• _Data excerpts_
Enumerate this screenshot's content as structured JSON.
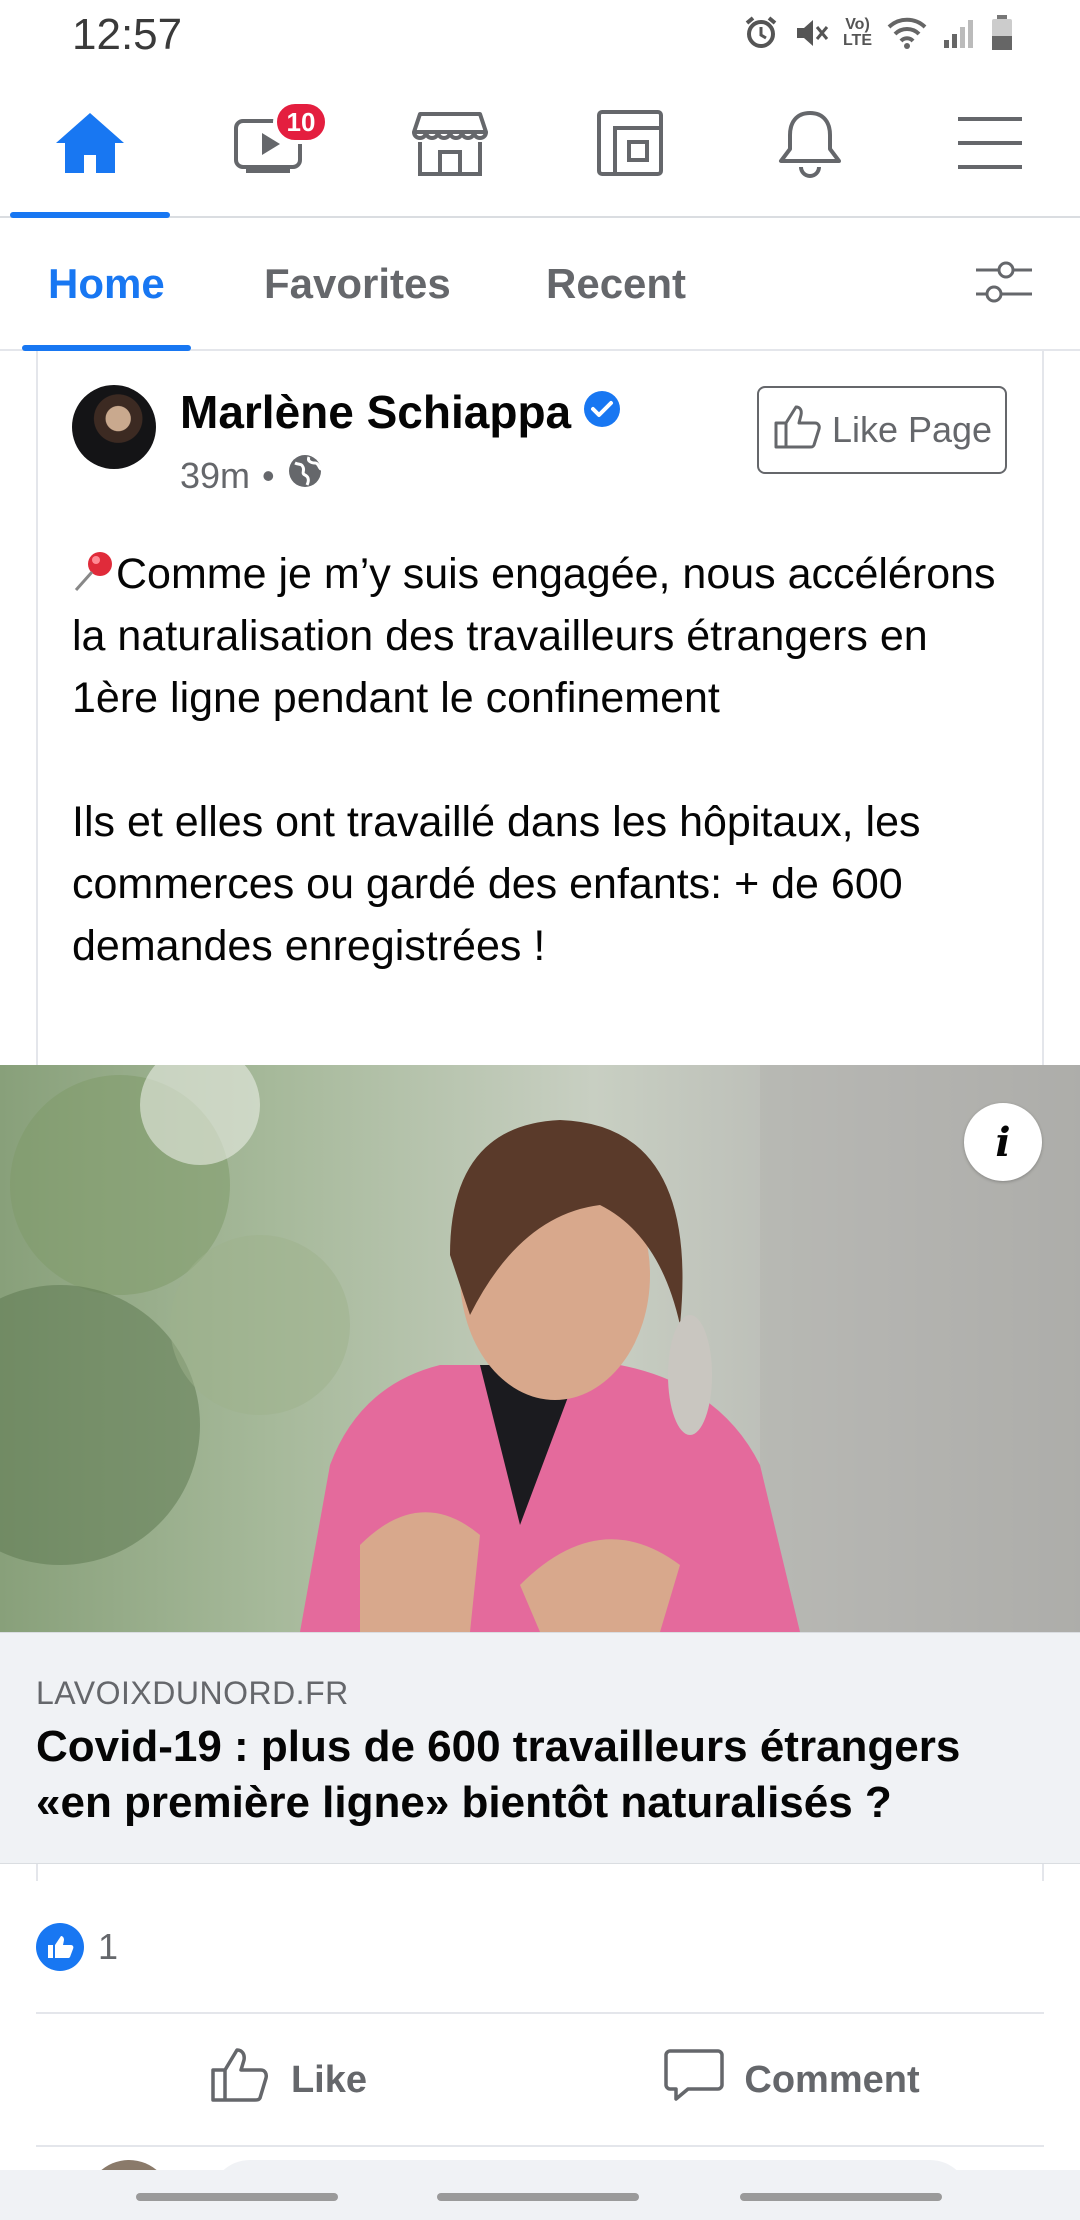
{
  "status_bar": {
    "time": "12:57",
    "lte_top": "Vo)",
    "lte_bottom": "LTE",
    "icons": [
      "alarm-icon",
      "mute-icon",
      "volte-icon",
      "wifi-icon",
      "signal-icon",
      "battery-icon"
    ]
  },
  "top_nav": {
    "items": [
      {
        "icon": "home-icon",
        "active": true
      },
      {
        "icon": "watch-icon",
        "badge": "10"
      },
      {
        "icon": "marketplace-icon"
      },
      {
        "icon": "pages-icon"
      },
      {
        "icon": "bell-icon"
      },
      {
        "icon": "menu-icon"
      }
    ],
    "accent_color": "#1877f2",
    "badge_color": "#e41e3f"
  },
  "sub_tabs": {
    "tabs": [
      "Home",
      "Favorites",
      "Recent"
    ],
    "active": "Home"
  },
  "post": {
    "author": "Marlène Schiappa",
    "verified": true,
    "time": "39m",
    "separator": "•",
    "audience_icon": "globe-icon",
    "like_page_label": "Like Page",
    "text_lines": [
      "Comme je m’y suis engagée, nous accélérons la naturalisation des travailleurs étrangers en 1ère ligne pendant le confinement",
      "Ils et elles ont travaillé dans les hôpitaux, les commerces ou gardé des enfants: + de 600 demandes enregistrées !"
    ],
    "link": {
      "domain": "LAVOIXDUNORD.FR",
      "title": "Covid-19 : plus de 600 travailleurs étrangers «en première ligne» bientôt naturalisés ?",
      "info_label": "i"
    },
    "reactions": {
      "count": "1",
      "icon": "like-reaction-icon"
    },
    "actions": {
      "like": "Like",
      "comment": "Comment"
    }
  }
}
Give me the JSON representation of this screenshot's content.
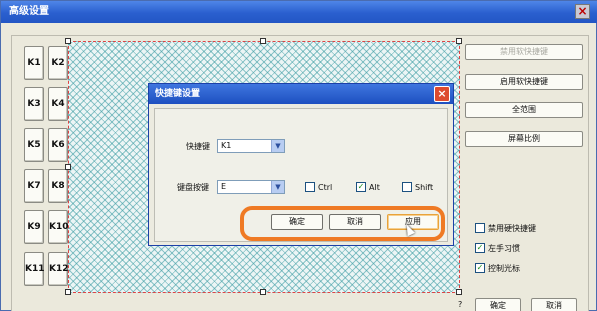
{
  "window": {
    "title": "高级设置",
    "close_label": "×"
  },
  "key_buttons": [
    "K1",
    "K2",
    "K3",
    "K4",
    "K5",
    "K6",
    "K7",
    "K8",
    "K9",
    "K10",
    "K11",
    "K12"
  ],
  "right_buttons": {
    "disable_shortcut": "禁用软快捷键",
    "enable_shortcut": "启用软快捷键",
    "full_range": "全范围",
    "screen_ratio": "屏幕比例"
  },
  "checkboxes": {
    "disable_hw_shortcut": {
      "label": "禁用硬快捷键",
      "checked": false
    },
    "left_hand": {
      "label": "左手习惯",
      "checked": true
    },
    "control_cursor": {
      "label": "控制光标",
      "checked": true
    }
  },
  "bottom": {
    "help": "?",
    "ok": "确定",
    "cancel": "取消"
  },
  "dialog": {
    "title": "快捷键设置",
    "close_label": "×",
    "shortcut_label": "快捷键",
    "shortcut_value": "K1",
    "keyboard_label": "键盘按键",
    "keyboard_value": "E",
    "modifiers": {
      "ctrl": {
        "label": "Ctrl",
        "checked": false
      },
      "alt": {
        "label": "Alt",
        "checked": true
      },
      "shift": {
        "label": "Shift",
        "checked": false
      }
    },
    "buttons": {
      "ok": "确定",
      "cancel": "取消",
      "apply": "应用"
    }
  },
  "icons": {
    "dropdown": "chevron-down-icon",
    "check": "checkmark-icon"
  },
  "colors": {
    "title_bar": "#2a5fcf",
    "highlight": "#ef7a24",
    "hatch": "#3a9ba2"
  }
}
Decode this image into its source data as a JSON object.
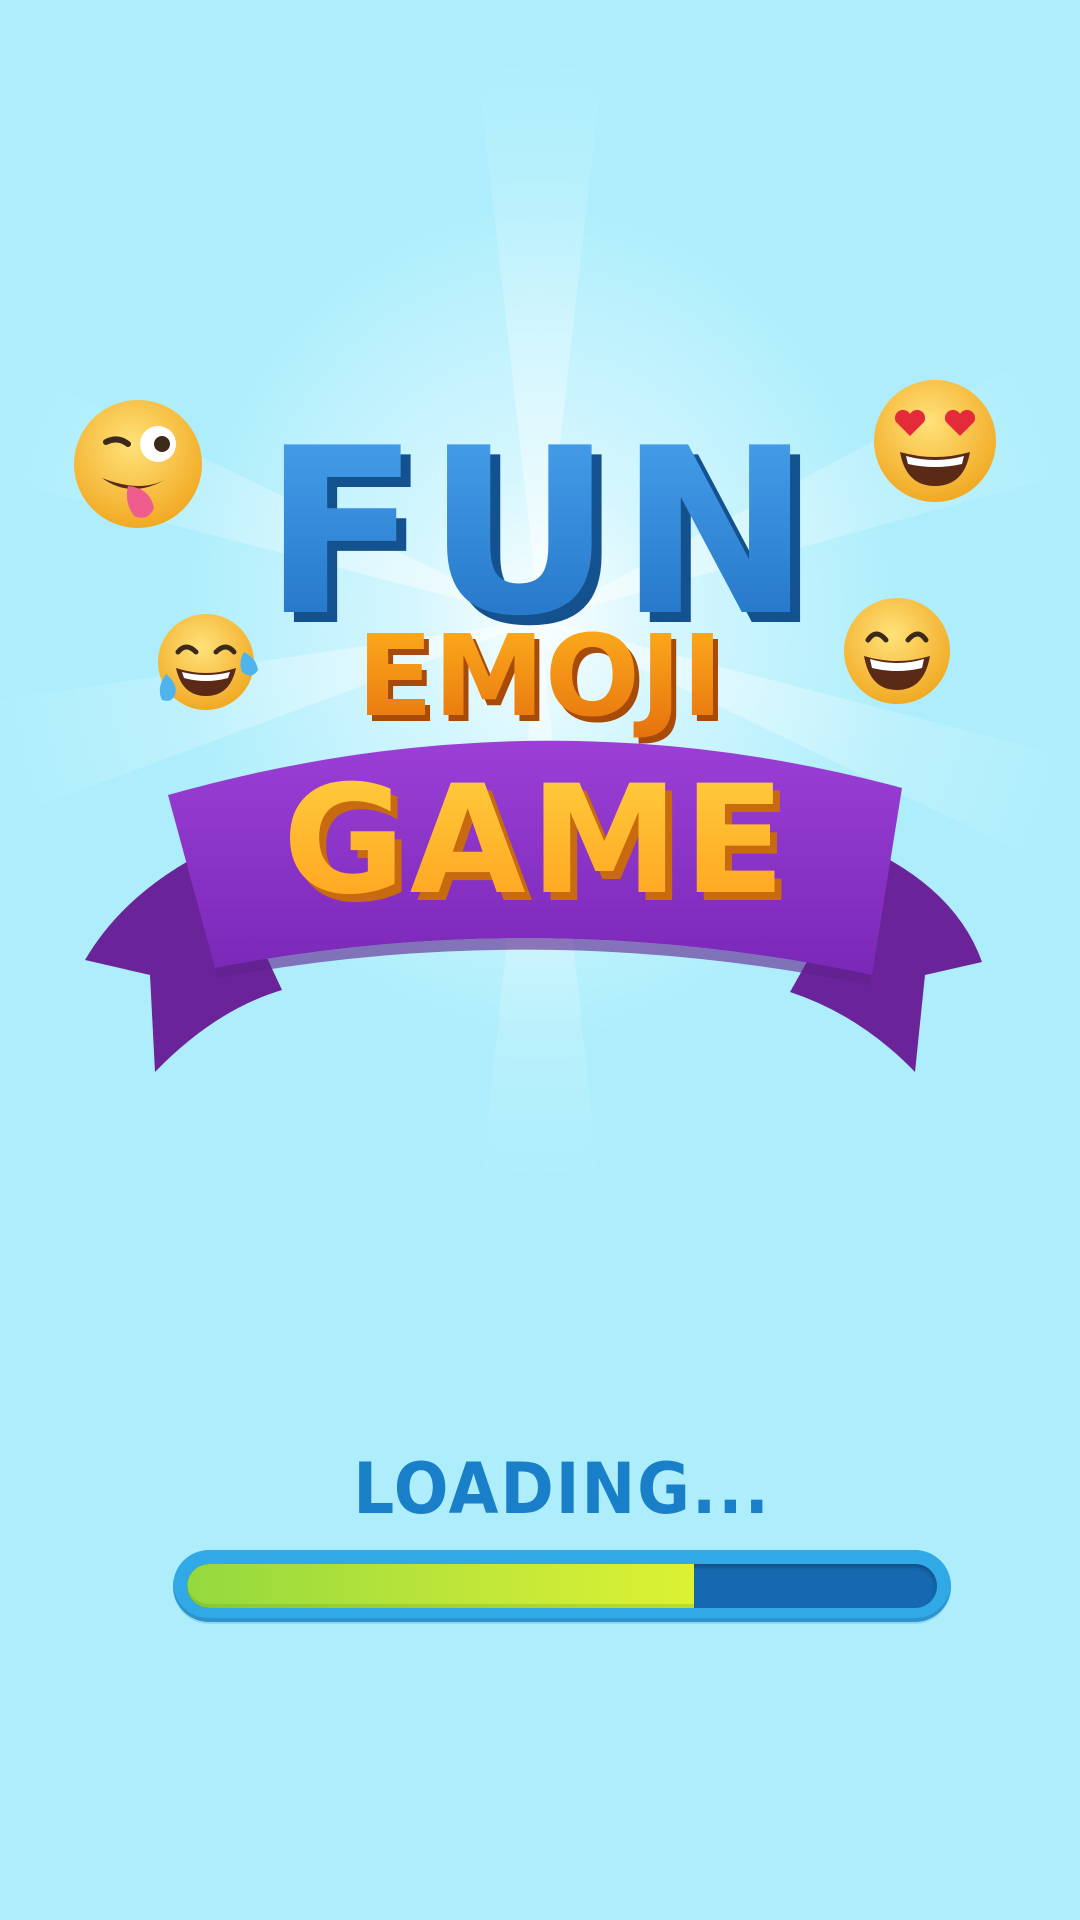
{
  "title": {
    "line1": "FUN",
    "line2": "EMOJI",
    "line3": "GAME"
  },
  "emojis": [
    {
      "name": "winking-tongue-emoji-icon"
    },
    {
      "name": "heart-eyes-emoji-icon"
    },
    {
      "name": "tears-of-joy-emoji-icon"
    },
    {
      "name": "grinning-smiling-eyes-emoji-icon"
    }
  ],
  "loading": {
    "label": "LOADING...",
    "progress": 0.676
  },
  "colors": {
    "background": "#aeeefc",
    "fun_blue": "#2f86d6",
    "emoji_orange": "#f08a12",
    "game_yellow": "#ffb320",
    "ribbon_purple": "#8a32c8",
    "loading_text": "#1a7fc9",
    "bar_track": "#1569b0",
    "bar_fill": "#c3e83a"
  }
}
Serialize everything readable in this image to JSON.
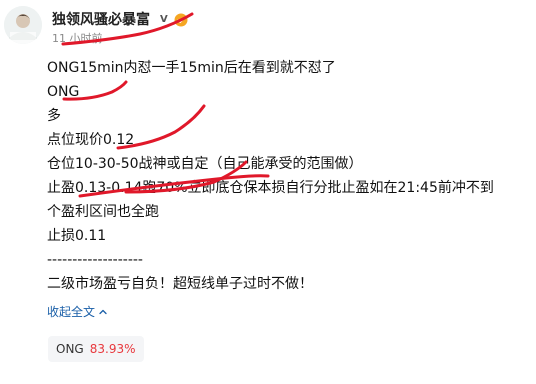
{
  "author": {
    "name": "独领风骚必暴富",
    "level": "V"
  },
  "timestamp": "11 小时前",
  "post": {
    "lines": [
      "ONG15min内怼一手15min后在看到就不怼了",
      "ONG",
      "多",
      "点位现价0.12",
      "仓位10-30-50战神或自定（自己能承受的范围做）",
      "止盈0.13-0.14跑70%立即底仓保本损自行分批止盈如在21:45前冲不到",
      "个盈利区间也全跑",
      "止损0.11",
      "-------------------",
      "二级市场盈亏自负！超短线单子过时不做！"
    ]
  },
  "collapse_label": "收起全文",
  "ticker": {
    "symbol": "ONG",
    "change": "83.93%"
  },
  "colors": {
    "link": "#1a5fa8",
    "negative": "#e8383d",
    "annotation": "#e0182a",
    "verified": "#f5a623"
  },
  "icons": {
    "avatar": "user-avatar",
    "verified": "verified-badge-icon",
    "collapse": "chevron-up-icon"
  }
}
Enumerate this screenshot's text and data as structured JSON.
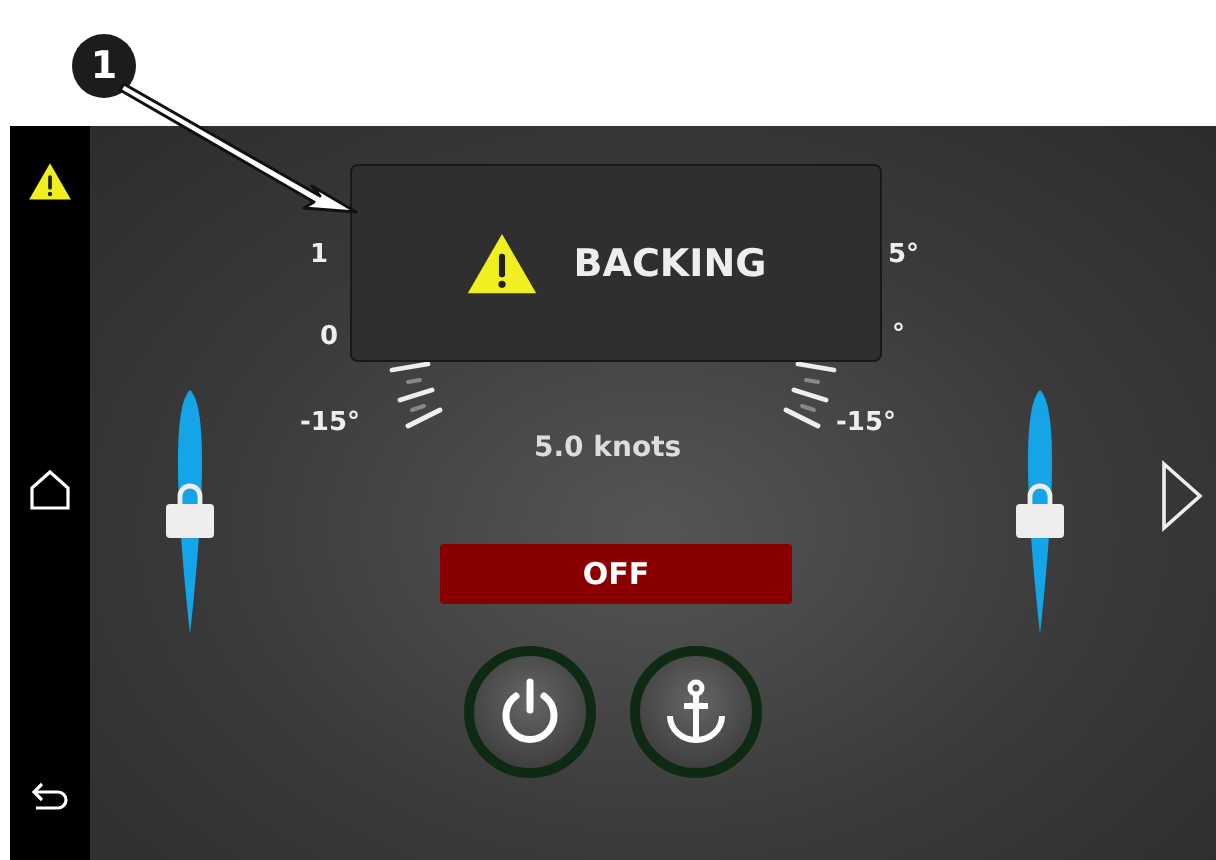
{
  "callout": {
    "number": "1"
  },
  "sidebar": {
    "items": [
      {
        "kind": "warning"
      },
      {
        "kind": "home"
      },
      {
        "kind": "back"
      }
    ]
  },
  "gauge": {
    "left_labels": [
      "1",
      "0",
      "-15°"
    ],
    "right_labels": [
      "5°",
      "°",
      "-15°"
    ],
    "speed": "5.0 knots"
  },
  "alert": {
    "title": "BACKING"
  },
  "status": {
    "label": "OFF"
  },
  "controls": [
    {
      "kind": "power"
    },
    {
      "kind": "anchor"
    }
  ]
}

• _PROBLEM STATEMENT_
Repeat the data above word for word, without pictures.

• _ANSWER BELOW_
Enumerate this screenshot's content as structured JSON.
{
  "status_bar": {
    "time": "12:57",
    "lte_top": "Vo)",
    "lte_bottom": "LTE",
    "icons": [
      "alarm-icon",
      "mute-icon",
      "volte-icon",
      "wifi-icon",
      "signal-icon",
      "battery-icon"
    ]
  },
  "top_nav": {
    "items": [
      {
        "icon": "home-icon",
        "active": true
      },
      {
        "icon": "watch-icon",
        "badge": "10"
      },
      {
        "icon": "marketplace-icon"
      },
      {
        "icon": "pages-icon"
      },
      {
        "icon": "bell-icon"
      },
      {
        "icon": "menu-icon"
      }
    ],
    "accent_color": "#1877f2",
    "badge_color": "#e41e3f"
  },
  "sub_tabs": {
    "tabs": [
      "Home",
      "Favorites",
      "Recent"
    ],
    "active": "Home"
  },
  "post": {
    "author": "Marlène Schiappa",
    "verified": true,
    "time": "39m",
    "separator": "•",
    "audience_icon": "globe-icon",
    "like_page_label": "Like Page",
    "text_lines": [
      "Comme je m’y suis engagée, nous accélérons la naturalisation des travailleurs étrangers en 1ère ligne pendant le confinement",
      "Ils et elles ont travaillé dans les hôpitaux, les commerces ou gardé des enfants: + de 600 demandes enregistrées !"
    ],
    "link": {
      "domain": "LAVOIXDUNORD.FR",
      "title": "Covid-19 : plus de 600 travailleurs étrangers «en première ligne» bientôt naturalisés ?",
      "info_label": "i"
    },
    "reactions": {
      "count": "1",
      "icon": "like-reaction-icon"
    },
    "actions": {
      "like": "Like",
      "comment": "Comment"
    }
  }
}
Give me the JSON representation of this screenshot's content.
{
  "window": {
    "title": "高级设置",
    "close_label": "×"
  },
  "key_buttons": [
    "K1",
    "K2",
    "K3",
    "K4",
    "K5",
    "K6",
    "K7",
    "K8",
    "K9",
    "K10",
    "K11",
    "K12"
  ],
  "right_buttons": {
    "disable_shortcut": "禁用软快捷键",
    "enable_shortcut": "启用软快捷键",
    "full_range": "全范围",
    "screen_ratio": "屏幕比例"
  },
  "checkboxes": {
    "disable_hw_shortcut": {
      "label": "禁用硬快捷键",
      "checked": false
    },
    "left_hand": {
      "label": "左手习惯",
      "checked": true
    },
    "control_cursor": {
      "label": "控制光标",
      "checked": true
    }
  },
  "bottom": {
    "help": "?",
    "ok": "确定",
    "cancel": "取消"
  },
  "dialog": {
    "title": "快捷键设置",
    "close_label": "×",
    "shortcut_label": "快捷键",
    "shortcut_value": "K1",
    "keyboard_label": "键盘按键",
    "keyboard_value": "E",
    "modifiers": {
      "ctrl": {
        "label": "Ctrl",
        "checked": false
      },
      "alt": {
        "label": "Alt",
        "checked": true
      },
      "shift": {
        "label": "Shift",
        "checked": false
      }
    },
    "buttons": {
      "ok": "确定",
      "cancel": "取消",
      "apply": "应用"
    }
  },
  "icons": {
    "dropdown": "chevron-down-icon",
    "check": "checkmark-icon"
  },
  "colors": {
    "title_bar": "#2a5fcf",
    "highlight": "#ef7a24",
    "hatch": "#3a9ba2"
  }
}
Decode this image into its source data as a JSON object.
{
  "title": {
    "line1": "FUN",
    "line2": "EMOJI",
    "line3": "GAME"
  },
  "emojis": [
    {
      "name": "winking-tongue-emoji-icon"
    },
    {
      "name": "heart-eyes-emoji-icon"
    },
    {
      "name": "tears-of-joy-emoji-icon"
    },
    {
      "name": "grinning-smiling-eyes-emoji-icon"
    }
  ],
  "loading": {
    "label": "LOADING...",
    "progress": 0.676
  },
  "colors": {
    "background": "#aeeefc",
    "fun_blue": "#2f86d6",
    "emoji_orange": "#f08a12",
    "game_yellow": "#ffb320",
    "ribbon_purple": "#8a32c8",
    "loading_text": "#1a7fc9",
    "bar_track": "#1569b0",
    "bar_fill": "#c3e83a"
  }
}
Serialize everything readable in this image to JSON.
{
  "author": {
    "name": "独领风骚必暴富",
    "level": "V"
  },
  "timestamp": "11 小时前",
  "post": {
    "lines": [
      "ONG15min内怼一手15min后在看到就不怼了",
      "ONG",
      "多",
      "点位现价0.12",
      "仓位10-30-50战神或自定（自己能承受的范围做）",
      "止盈0.13-0.14跑70%立即底仓保本损自行分批止盈如在21:45前冲不到",
      "个盈利区间也全跑",
      "止损0.11",
      "-------------------",
      "二级市场盈亏自负！超短线单子过时不做！"
    ]
  },
  "collapse_label": "收起全文",
  "ticker": {
    "symbol": "ONG",
    "change": "83.93%"
  },
  "colors": {
    "link": "#1a5fa8",
    "negative": "#e8383d",
    "annotation": "#e0182a",
    "verified": "#f5a623"
  },
  "icons": {
    "avatar": "user-avatar",
    "verified": "verified-badge-icon",
    "collapse": "chevron-up-icon"
  }
}
Enumerate this screenshot's text and data as structured JSON.
{
  "callout": {
    "number": "1"
  },
  "sidebar": {
    "items": [
      {
        "kind": "warning"
      },
      {
        "kind": "home"
      },
      {
        "kind": "back"
      }
    ]
  },
  "gauge": {
    "left_labels": [
      "1",
      "0",
      "-15°"
    ],
    "right_labels": [
      "5°",
      "°",
      "-15°"
    ],
    "speed": "5.0 knots"
  },
  "alert": {
    "title": "BACKING"
  },
  "status": {
    "label": "OFF"
  },
  "controls": [
    {
      "kind": "power"
    },
    {
      "kind": "anchor"
    }
  ]
}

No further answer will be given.